Whenever a line in the listing contains "port", copy that line.

_Task input_:
· · · ·

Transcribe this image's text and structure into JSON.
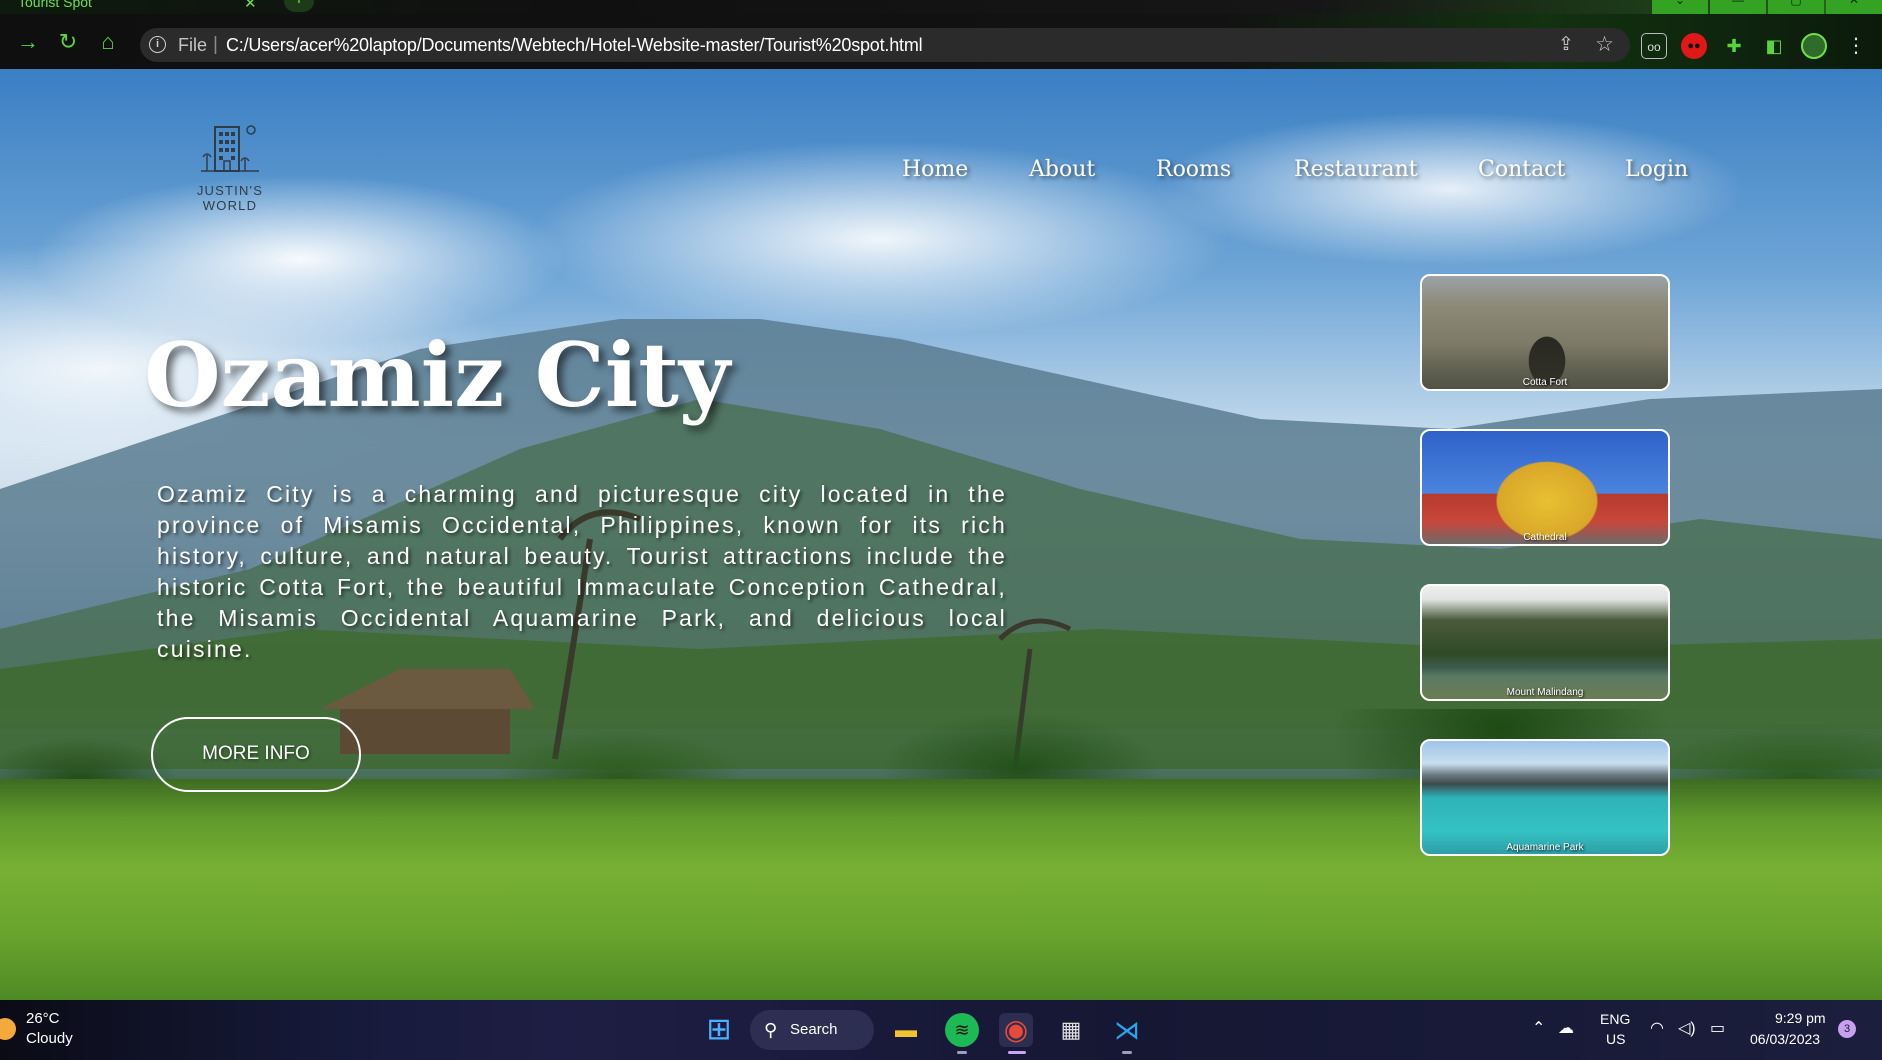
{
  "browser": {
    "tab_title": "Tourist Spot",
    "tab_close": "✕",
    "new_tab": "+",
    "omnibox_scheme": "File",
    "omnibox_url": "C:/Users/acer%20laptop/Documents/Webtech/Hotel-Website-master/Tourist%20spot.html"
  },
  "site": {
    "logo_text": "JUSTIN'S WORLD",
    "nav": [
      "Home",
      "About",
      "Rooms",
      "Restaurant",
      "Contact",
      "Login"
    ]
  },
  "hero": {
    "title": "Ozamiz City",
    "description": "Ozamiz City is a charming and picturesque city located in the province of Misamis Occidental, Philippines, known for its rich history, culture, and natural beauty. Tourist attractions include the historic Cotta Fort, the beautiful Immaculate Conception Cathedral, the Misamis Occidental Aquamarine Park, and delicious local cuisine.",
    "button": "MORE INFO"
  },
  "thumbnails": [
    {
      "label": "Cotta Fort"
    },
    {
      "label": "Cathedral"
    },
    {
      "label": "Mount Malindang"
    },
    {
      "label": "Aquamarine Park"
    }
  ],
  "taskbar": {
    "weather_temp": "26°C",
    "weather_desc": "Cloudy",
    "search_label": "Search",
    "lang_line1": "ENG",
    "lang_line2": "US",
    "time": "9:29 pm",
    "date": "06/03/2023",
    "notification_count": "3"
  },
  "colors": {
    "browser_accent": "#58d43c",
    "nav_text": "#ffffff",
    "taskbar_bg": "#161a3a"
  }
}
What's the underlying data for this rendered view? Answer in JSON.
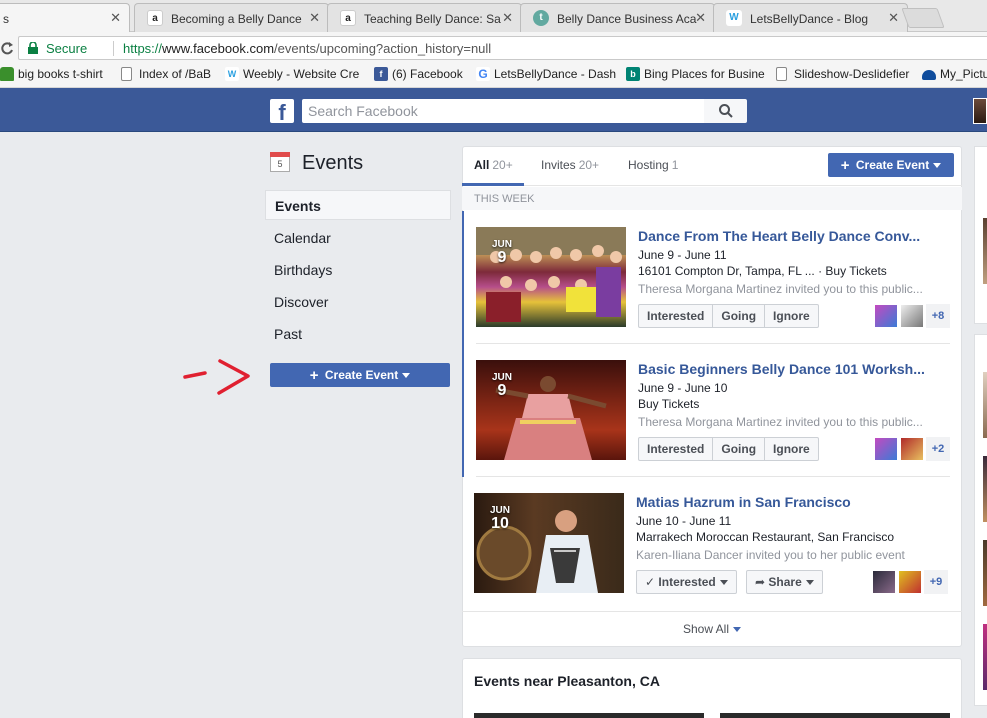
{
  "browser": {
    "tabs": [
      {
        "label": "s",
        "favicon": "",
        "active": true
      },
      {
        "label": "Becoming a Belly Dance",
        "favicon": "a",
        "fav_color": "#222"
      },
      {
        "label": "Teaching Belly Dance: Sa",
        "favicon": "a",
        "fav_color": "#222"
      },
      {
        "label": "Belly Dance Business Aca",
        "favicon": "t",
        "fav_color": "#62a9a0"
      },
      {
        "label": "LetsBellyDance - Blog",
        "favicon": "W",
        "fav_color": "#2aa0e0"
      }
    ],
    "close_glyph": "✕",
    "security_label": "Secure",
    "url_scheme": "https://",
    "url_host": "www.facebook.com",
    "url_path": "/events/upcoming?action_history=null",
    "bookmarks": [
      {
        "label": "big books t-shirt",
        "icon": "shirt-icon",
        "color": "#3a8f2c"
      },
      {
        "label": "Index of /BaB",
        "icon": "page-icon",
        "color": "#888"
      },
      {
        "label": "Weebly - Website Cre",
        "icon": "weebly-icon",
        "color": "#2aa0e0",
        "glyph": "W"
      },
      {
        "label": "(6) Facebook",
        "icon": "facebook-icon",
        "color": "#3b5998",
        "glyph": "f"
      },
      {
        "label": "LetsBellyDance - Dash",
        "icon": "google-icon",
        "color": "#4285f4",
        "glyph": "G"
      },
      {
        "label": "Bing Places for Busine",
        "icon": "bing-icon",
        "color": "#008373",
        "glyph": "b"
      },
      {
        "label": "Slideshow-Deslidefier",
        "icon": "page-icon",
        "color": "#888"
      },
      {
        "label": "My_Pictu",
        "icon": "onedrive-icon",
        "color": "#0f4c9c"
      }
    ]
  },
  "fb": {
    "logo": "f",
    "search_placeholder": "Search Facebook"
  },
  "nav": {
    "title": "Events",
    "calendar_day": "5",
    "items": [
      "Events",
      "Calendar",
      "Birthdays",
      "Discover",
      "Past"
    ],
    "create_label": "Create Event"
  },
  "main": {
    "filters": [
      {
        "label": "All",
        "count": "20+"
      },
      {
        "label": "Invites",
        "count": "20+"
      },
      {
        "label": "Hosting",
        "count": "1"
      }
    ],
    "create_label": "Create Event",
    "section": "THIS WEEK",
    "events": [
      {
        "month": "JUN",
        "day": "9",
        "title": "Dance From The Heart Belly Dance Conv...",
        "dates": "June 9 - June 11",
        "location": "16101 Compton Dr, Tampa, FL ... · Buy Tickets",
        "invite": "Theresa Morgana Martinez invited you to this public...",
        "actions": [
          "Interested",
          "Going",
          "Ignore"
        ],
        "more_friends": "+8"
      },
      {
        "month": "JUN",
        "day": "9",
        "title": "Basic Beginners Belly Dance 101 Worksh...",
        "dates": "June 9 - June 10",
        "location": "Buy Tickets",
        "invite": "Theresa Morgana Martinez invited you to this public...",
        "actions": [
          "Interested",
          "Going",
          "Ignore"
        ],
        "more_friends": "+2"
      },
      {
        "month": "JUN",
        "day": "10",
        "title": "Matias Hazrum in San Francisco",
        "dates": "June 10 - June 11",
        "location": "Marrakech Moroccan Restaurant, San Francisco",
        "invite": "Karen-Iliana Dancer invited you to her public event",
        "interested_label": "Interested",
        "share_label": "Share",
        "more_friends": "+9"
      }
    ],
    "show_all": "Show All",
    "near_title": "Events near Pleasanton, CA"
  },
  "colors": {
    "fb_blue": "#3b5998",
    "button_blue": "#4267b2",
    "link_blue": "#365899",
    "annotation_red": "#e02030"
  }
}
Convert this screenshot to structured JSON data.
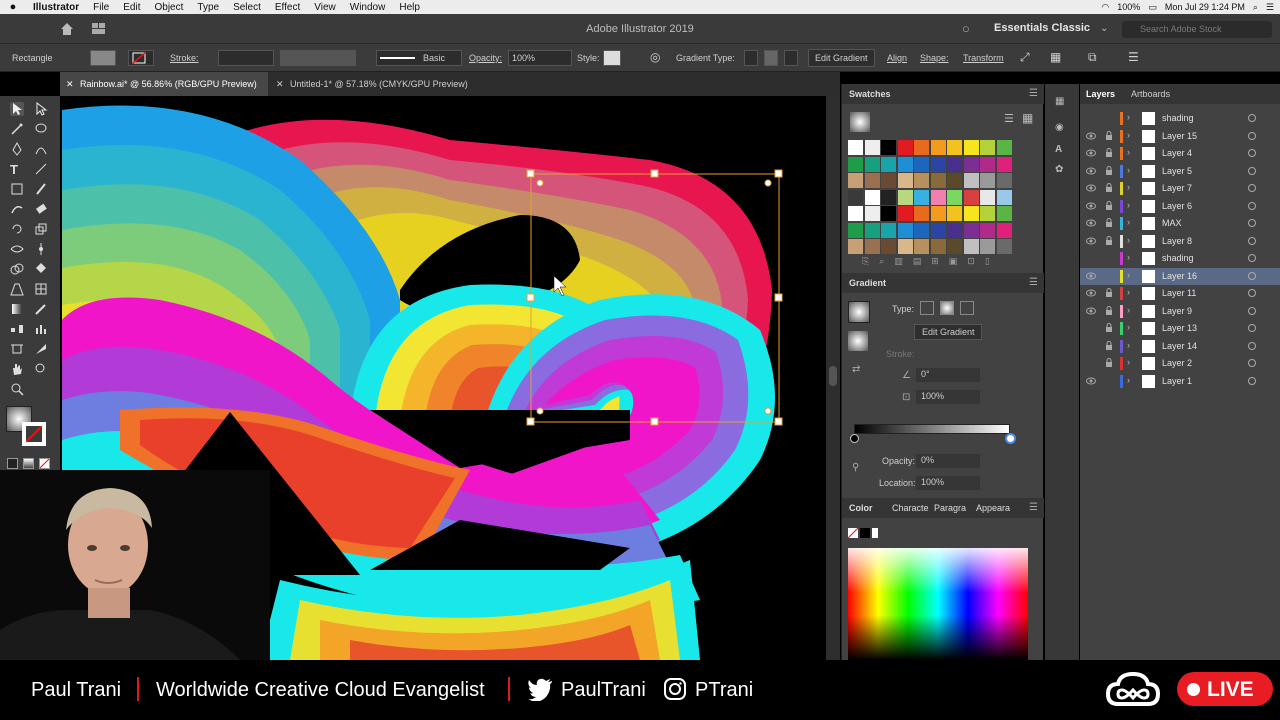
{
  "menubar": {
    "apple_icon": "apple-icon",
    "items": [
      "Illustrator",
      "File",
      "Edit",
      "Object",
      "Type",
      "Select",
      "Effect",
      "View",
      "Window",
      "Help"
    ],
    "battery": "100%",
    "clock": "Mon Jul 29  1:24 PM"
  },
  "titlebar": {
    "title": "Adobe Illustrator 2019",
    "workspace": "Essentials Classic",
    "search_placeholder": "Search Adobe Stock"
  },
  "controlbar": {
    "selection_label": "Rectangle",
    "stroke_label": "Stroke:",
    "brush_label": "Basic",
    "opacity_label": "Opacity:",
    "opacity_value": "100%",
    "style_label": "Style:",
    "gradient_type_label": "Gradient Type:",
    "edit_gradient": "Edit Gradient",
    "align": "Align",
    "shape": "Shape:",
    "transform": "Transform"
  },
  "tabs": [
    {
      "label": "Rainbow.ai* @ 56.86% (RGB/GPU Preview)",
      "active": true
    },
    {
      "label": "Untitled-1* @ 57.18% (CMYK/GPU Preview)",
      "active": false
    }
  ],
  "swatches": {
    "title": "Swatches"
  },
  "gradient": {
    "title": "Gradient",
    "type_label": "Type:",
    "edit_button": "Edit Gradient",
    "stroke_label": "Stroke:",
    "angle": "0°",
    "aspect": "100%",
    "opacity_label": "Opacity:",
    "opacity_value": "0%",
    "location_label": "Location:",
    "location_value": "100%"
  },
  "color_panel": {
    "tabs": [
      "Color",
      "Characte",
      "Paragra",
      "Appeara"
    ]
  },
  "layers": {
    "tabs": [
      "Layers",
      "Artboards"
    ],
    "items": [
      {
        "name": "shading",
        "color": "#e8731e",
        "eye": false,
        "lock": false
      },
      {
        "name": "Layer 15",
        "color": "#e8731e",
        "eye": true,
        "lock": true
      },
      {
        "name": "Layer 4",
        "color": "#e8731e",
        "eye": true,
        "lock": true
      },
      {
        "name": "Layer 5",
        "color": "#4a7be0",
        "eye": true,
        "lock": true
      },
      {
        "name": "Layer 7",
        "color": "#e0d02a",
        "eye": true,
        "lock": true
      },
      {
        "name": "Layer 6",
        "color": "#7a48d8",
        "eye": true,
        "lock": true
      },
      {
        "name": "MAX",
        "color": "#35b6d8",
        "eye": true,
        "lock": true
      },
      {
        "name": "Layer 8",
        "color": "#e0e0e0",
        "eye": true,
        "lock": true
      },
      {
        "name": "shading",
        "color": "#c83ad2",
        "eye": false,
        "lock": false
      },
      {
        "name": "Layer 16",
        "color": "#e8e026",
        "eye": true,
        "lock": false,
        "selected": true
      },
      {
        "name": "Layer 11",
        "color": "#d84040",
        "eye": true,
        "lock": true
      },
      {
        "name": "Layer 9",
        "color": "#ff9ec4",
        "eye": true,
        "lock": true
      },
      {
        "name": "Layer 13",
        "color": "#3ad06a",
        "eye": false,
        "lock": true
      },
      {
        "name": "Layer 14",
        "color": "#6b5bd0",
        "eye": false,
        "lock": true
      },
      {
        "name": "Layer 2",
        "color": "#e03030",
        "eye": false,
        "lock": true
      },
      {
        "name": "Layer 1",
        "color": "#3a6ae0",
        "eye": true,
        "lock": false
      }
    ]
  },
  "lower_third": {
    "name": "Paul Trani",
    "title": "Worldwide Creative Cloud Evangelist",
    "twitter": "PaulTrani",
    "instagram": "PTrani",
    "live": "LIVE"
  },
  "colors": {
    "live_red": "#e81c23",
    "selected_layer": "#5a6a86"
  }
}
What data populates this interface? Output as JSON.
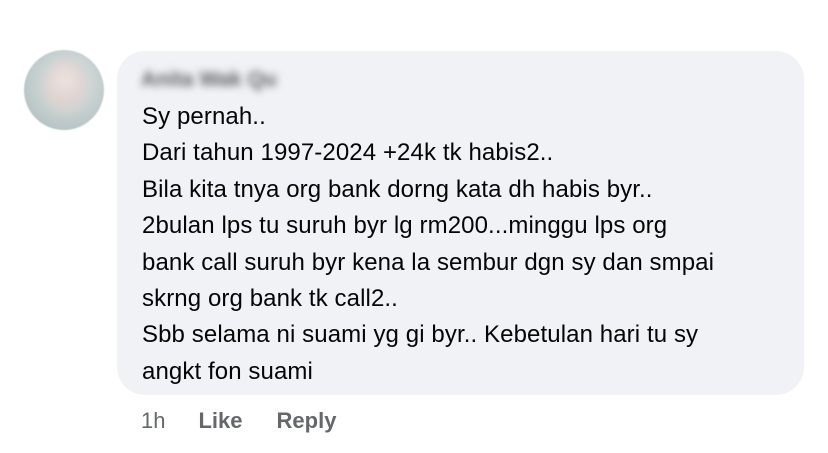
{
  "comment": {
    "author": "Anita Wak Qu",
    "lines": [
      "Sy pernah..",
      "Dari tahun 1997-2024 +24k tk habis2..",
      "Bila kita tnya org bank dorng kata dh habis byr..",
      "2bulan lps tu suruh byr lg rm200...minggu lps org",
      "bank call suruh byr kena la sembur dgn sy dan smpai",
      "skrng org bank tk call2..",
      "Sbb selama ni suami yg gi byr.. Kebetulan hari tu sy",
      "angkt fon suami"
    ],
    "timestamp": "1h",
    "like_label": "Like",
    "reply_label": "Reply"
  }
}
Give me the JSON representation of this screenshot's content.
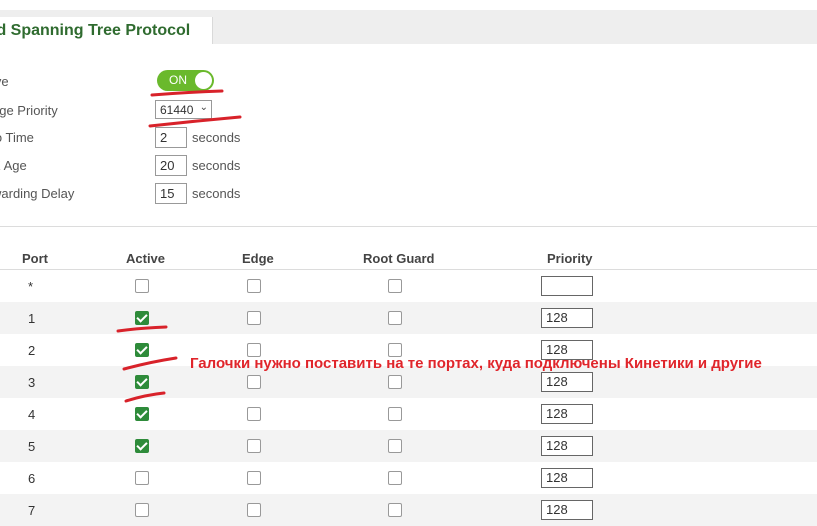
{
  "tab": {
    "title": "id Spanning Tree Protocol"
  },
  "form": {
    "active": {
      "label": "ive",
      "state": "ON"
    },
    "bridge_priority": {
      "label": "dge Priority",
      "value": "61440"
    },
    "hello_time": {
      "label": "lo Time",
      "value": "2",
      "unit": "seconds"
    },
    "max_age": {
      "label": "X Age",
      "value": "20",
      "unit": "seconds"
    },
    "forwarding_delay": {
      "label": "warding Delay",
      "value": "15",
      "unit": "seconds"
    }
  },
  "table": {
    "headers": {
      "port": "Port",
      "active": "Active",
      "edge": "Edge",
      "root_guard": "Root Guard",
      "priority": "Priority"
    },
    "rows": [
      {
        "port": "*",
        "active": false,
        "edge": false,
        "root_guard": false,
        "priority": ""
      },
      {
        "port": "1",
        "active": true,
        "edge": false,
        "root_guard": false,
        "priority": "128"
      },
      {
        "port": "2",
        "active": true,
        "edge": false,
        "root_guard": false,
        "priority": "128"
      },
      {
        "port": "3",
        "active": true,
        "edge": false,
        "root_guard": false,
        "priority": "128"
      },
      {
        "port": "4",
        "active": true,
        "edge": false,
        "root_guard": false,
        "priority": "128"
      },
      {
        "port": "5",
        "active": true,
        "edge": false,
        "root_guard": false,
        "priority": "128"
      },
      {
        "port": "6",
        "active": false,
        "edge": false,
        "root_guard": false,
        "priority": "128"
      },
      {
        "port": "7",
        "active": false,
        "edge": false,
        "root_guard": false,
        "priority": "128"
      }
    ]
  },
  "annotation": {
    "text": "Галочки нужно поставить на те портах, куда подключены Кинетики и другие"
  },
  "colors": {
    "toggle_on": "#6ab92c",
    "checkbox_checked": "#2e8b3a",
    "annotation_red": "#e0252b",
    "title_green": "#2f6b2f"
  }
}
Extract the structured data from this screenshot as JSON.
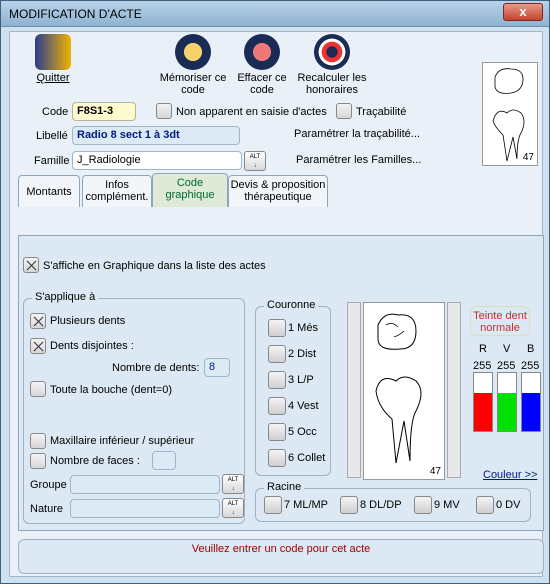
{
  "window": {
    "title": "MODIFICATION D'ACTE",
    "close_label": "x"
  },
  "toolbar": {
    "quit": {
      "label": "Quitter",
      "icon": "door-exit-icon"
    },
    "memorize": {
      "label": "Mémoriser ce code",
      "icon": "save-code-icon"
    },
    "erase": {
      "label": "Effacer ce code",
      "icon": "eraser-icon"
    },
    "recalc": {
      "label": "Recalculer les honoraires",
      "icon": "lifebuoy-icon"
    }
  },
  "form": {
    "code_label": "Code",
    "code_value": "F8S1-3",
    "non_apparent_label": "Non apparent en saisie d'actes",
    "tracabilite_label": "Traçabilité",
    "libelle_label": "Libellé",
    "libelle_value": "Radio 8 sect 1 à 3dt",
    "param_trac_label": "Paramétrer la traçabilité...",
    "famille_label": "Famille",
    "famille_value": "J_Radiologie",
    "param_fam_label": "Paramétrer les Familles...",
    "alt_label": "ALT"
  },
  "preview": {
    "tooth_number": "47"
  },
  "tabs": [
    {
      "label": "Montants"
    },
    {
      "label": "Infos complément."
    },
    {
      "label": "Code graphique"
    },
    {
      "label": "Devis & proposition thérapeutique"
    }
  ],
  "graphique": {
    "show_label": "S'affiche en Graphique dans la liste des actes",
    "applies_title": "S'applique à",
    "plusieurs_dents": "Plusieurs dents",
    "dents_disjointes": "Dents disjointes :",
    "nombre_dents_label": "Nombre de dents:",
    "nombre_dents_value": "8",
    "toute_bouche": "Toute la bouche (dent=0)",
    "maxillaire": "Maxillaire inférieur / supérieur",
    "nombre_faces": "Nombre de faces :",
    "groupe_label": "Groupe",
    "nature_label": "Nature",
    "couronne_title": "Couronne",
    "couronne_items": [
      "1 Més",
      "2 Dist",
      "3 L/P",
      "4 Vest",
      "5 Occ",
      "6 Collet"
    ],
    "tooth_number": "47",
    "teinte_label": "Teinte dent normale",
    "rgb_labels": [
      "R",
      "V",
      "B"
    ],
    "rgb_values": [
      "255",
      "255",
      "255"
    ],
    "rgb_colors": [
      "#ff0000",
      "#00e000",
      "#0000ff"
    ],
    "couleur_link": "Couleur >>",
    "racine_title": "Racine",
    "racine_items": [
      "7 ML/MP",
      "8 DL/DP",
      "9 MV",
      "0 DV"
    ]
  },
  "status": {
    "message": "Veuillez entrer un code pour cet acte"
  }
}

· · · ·

_Output below_:
      "port": "Port",
        "port": "*",
        "port": "1",
        "port": "2",
        "port": "3",
        "port": "4",
        "port": "5",
        "port": "6",
        "port": "7",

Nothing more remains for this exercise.